Swiss bank UBS has paid an $11.2 million civil penalty imposed over deceptive trades undertaken by the bank's client advisers here.
The advisers had "engaged in acts that deceived or were likely to deceive" clients about the spreads relating to certain products.
The acts, which were executed from 2014, violated the Securities and Futures Act.
When UBS executed over-the-counter (OTC) transactions for clients, it did so with interbank counterparties. It would then charge a spread over the interbank price.
In 2016, UBS reported to the Monetary Authority of Singapore (MAS) that it had uncovered certain malpractices in Hong Kong and Singapore with regard to spread-taking in such transactions.
MAS investigations showed that in numerous transactions, UBS advisers did not keep clients fully informed about prices and, in some cases, overcharged them.
This was possible because OTC product prices were not readily accessible, so clients could not verify them against the transacted prices advised by UBS, said the MAS.

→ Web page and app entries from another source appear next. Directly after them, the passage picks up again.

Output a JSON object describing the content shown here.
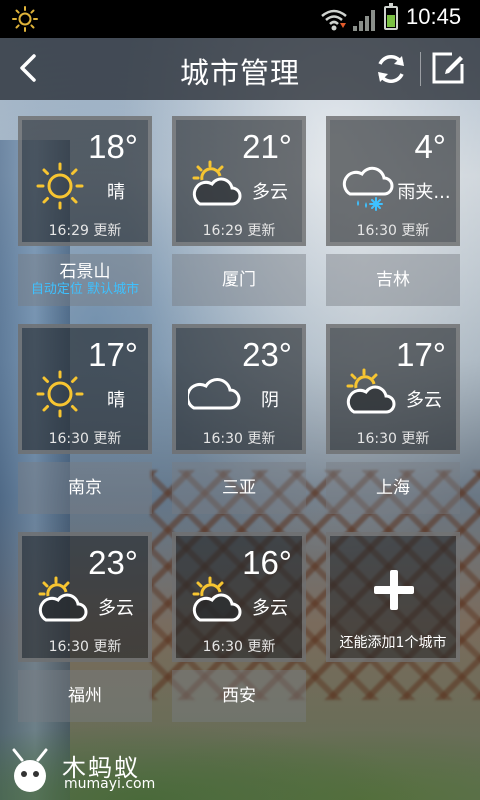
{
  "status_bar": {
    "time": "10:45"
  },
  "header": {
    "title": "城市管理"
  },
  "cities": [
    {
      "temp": "18°",
      "condition": "晴",
      "icon": "sun-icon",
      "updated": "16:29  更新",
      "name": "石景山",
      "tag_auto": "自动定位",
      "tag_default": "默认城市"
    },
    {
      "temp": "21°",
      "condition": "多云",
      "icon": "partly-cloudy-icon",
      "updated": "16:29  更新",
      "name": "厦门"
    },
    {
      "temp": "4°",
      "condition": "雨夹...",
      "icon": "sleet-icon",
      "updated": "16:30  更新",
      "name": "吉林"
    },
    {
      "temp": "17°",
      "condition": "晴",
      "icon": "sun-icon",
      "updated": "16:30  更新",
      "name": "南京"
    },
    {
      "temp": "23°",
      "condition": "阴",
      "icon": "cloud-icon",
      "updated": "16:30  更新",
      "name": "三亚"
    },
    {
      "temp": "17°",
      "condition": "多云",
      "icon": "partly-cloudy-icon",
      "updated": "16:30  更新",
      "name": "上海"
    },
    {
      "temp": "23°",
      "condition": "多云",
      "icon": "partly-cloudy-icon",
      "updated": "16:30  更新",
      "name": "福州"
    },
    {
      "temp": "16°",
      "condition": "多云",
      "icon": "partly-cloudy-icon",
      "updated": "16:30  更新",
      "name": "西安"
    }
  ],
  "add_city": {
    "label": "还能添加1个城市"
  },
  "watermark": {
    "brand": "木蚂蚁",
    "url": "mumayi.com"
  },
  "colors": {
    "accent_tag": "#3ec1ff",
    "sun": "#f7c531",
    "battery": "#7ac043"
  }
}
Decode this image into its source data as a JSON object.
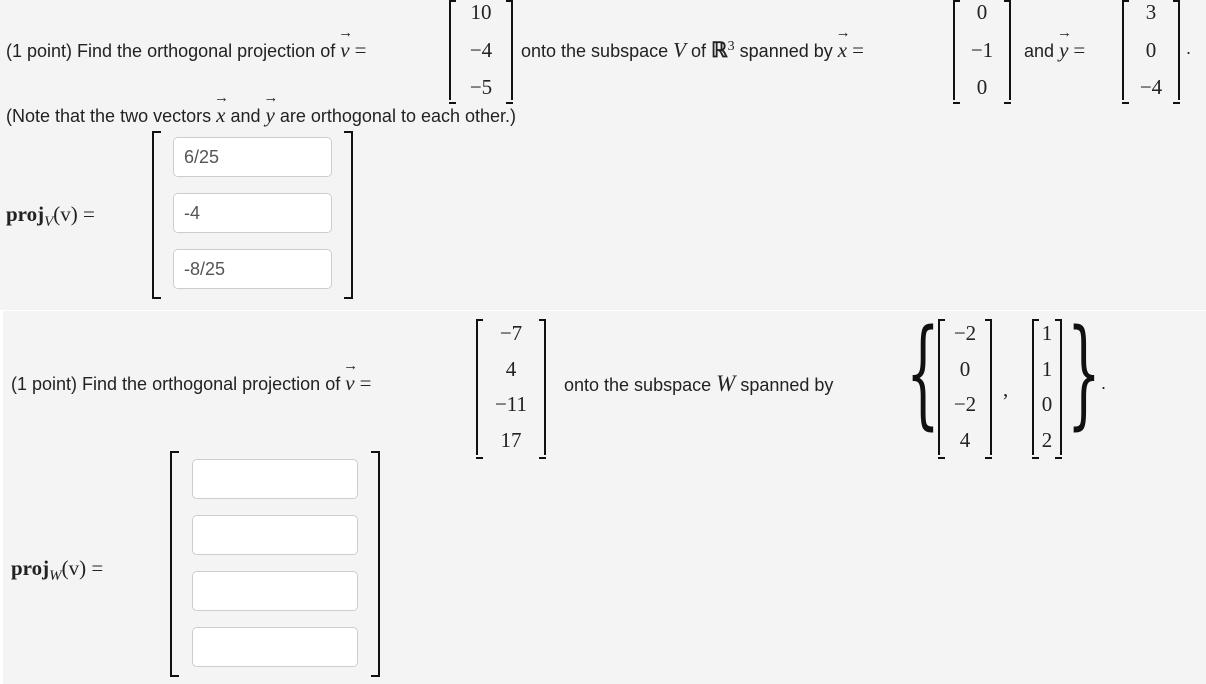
{
  "problem1": {
    "intro": "(1 point) Find the orthogonal projection of",
    "v_label": "v",
    "equals": "=",
    "v": [
      "10",
      "−4",
      "−5"
    ],
    "mid1": "onto the subspace",
    "V": "V",
    "of": "of",
    "R": "ℝ",
    "R_exp": "3",
    "spanned": "spanned by",
    "x_label": "x",
    "x": [
      "0",
      "−1",
      "0"
    ],
    "and": "and",
    "y_label": "y",
    "y": [
      "3",
      "0",
      "−4"
    ],
    "period": ".",
    "note": "(Note that the two vectors",
    "note_x": "x",
    "note_and": "and",
    "note_y": "y",
    "note_end": "are orthogonal to each other.)",
    "answer_label": "proj",
    "answer_sub": "V",
    "answer_arg": "(v) =",
    "answers": [
      "6/25",
      "-4",
      "-8/25"
    ],
    "keyboard_icon": "grid-keypad-icon"
  },
  "problem2": {
    "intro": "(1 point) Find the orthogonal projection of",
    "v_label": "v",
    "equals": "=",
    "v": [
      "−7",
      "4",
      "−11",
      "17"
    ],
    "mid": "onto the subspace",
    "W": "W",
    "spanned": "spanned by",
    "basis1": [
      "−2",
      "0",
      "−2",
      "4"
    ],
    "basis2": [
      "1",
      "1",
      "0",
      "2"
    ],
    "comma": ",",
    "period": ".",
    "answer_label": "proj",
    "answer_sub": "W",
    "answer_arg": "(v) =",
    "answers": [
      "",
      "",
      "",
      ""
    ],
    "keyboard_icon": "grid-keypad-icon"
  }
}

UBS has admitted liability for its client advisers' actions and paid the civil penalty. It will also compensate all affected clients managed by its Singapore branch from 2008 to 2017.

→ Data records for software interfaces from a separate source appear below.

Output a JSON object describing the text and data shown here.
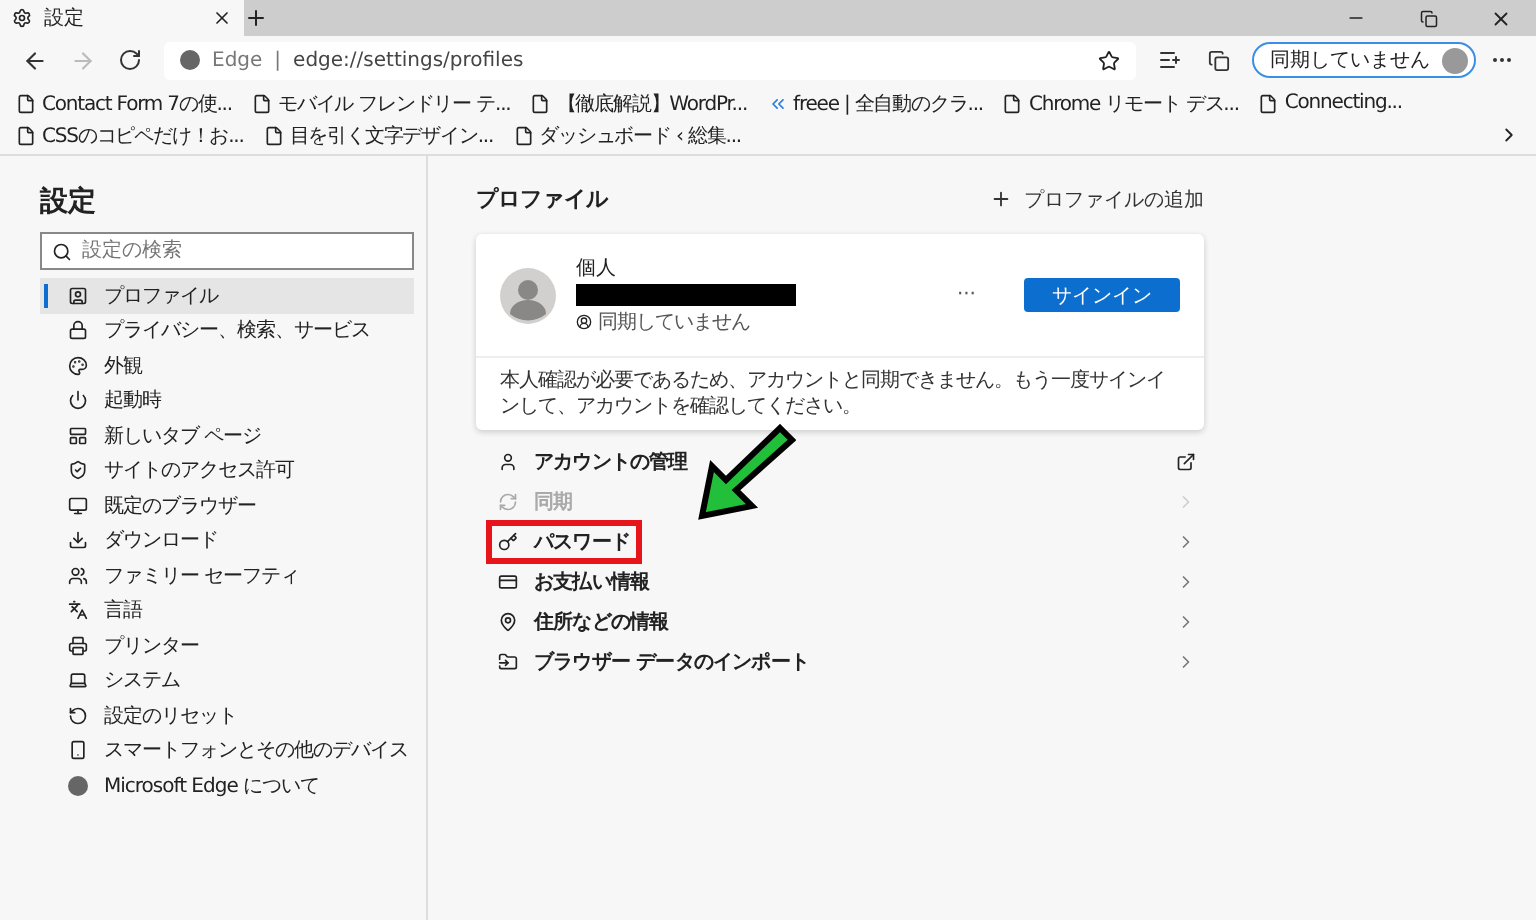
{
  "tab_bar": {
    "tabs": [
      {
        "title": "設定",
        "selected": true
      }
    ]
  },
  "address_bar": {
    "site_label": "Edge",
    "separator": "|",
    "url": "edge://settings/profiles",
    "sync_button": "同期していません"
  },
  "bookmarks": [
    {
      "label": "Contact Form 7の使...",
      "kind": "page"
    },
    {
      "label": "モバイル フレンドリー テ...",
      "kind": "page"
    },
    {
      "label": "【徹底解説】WordPr...",
      "kind": "page"
    },
    {
      "label": "freee | 全自動のクラ...",
      "kind": "app"
    },
    {
      "label": "Chrome リモート デス...",
      "kind": "page"
    },
    {
      "label": "Connecting...",
      "kind": "page"
    },
    {
      "label": "CSSのコピペだけ！お...",
      "kind": "page"
    },
    {
      "label": "目を引く文字デザイン...",
      "kind": "page"
    },
    {
      "label": "ダッシュボード ‹ 総集...",
      "kind": "page"
    }
  ],
  "sidebar": {
    "title": "設定",
    "search": {
      "placeholder": "設定の検索"
    },
    "items": [
      {
        "label": "プロファイル",
        "selected": true
      },
      {
        "label": "プライバシー、検索、サービス",
        "selected": false
      },
      {
        "label": "外観",
        "selected": false
      },
      {
        "label": "起動時",
        "selected": false
      },
      {
        "label": "新しいタブ ページ",
        "selected": false
      },
      {
        "label": "サイトのアクセス許可",
        "selected": false
      },
      {
        "label": "既定のブラウザー",
        "selected": false
      },
      {
        "label": "ダウンロード",
        "selected": false
      },
      {
        "label": "ファミリー セーフティ",
        "selected": false
      },
      {
        "label": "言語",
        "selected": false
      },
      {
        "label": "プリンター",
        "selected": false
      },
      {
        "label": "システム",
        "selected": false
      },
      {
        "label": "設定のリセット",
        "selected": false
      },
      {
        "label": "スマートフォンとその他のデバイス",
        "selected": false
      },
      {
        "label": "Microsoft Edge について",
        "selected": false
      }
    ]
  },
  "profiles": {
    "title": "プロファイル",
    "add_button": "プロファイルの追加",
    "card": {
      "name": "個人",
      "redacted": true,
      "sync_status": "同期していません",
      "more": "···",
      "sign_in_button": "サインイン",
      "note": "本人確認が必要であるため、アカウントと同期できません。もう一度サインインして、アカウントを確認してください。"
    },
    "rows": [
      {
        "label": "アカウントの管理",
        "kind": "external",
        "disabled": false,
        "highlighted": false
      },
      {
        "label": "同期",
        "kind": "link",
        "disabled": true,
        "highlighted": false
      },
      {
        "label": "パスワード",
        "kind": "link",
        "disabled": false,
        "highlighted": true
      },
      {
        "label": "お支払い情報",
        "kind": "link",
        "disabled": false,
        "highlighted": false
      },
      {
        "label": "住所などの情報",
        "kind": "link",
        "disabled": false,
        "highlighted": false
      },
      {
        "label": "ブラウザー データのインポート",
        "kind": "link",
        "disabled": false,
        "highlighted": false
      }
    ]
  }
}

The conduct of UBS through its representatives is unacceptable and has no place in the financial services industry where trust and integrity are paramount.
MR ONG CHONG TEE, Monetary Authority of Singapore's deputy managing director for financial supervision.

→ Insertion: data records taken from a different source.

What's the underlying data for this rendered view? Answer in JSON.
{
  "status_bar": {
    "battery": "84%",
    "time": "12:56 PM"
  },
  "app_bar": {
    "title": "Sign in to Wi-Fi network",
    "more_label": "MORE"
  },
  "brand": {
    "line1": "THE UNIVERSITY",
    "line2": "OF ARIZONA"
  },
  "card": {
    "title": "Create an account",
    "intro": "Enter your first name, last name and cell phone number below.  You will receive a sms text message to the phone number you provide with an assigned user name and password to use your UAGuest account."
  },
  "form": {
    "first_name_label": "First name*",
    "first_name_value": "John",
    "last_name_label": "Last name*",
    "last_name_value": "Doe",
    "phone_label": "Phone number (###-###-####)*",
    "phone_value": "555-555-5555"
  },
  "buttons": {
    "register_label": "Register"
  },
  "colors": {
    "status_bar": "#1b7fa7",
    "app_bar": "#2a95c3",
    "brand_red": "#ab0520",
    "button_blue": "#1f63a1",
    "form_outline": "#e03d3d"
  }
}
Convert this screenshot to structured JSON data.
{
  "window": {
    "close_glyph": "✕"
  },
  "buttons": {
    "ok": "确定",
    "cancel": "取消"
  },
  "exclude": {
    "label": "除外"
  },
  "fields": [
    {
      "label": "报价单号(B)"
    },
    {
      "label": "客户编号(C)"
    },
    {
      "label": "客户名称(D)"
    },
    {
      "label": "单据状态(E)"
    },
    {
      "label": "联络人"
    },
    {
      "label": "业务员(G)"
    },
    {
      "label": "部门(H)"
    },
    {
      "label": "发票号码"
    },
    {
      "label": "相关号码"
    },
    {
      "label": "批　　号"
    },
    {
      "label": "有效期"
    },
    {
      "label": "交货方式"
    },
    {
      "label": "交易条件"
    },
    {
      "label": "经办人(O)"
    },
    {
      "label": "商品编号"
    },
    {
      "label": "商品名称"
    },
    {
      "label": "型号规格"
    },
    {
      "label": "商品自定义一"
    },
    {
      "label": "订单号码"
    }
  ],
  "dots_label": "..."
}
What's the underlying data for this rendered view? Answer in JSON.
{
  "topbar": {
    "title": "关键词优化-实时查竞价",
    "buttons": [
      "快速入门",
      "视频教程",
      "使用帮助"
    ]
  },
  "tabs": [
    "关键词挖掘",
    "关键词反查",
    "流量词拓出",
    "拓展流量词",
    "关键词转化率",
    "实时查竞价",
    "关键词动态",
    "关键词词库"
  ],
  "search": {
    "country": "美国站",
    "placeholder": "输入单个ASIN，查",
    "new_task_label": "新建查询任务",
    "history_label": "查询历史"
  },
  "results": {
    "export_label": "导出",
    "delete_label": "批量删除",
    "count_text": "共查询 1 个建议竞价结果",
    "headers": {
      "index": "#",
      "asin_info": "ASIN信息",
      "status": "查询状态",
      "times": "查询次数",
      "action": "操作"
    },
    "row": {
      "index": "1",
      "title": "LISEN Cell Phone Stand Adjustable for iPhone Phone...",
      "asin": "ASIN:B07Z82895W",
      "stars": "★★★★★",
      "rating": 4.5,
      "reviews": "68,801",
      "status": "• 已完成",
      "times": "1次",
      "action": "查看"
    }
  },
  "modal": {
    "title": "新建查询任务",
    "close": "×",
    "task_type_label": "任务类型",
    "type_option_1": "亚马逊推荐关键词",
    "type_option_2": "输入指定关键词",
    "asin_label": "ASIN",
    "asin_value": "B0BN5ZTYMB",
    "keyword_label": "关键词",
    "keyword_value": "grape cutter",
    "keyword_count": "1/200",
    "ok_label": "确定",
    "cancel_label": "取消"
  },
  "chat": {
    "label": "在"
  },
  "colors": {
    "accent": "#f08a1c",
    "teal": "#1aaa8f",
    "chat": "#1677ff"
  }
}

"The conduct of UBS through its representatives is unacceptable and has no place in the financial services industry where trust and integrity are paramount," said Mr Ong Chong Tee, MAS' deputy managing director for financial supervision.
Investigations into the individuals involved are ongoing.
A UBS spokesman said this finally resolves the issue that the bank had "self-identified and reported" to the regulators in Hong Kong and Singapore.
"The behaviour of the individuals involved is unacceptable and in strong contrast to the principles of our firm," he added.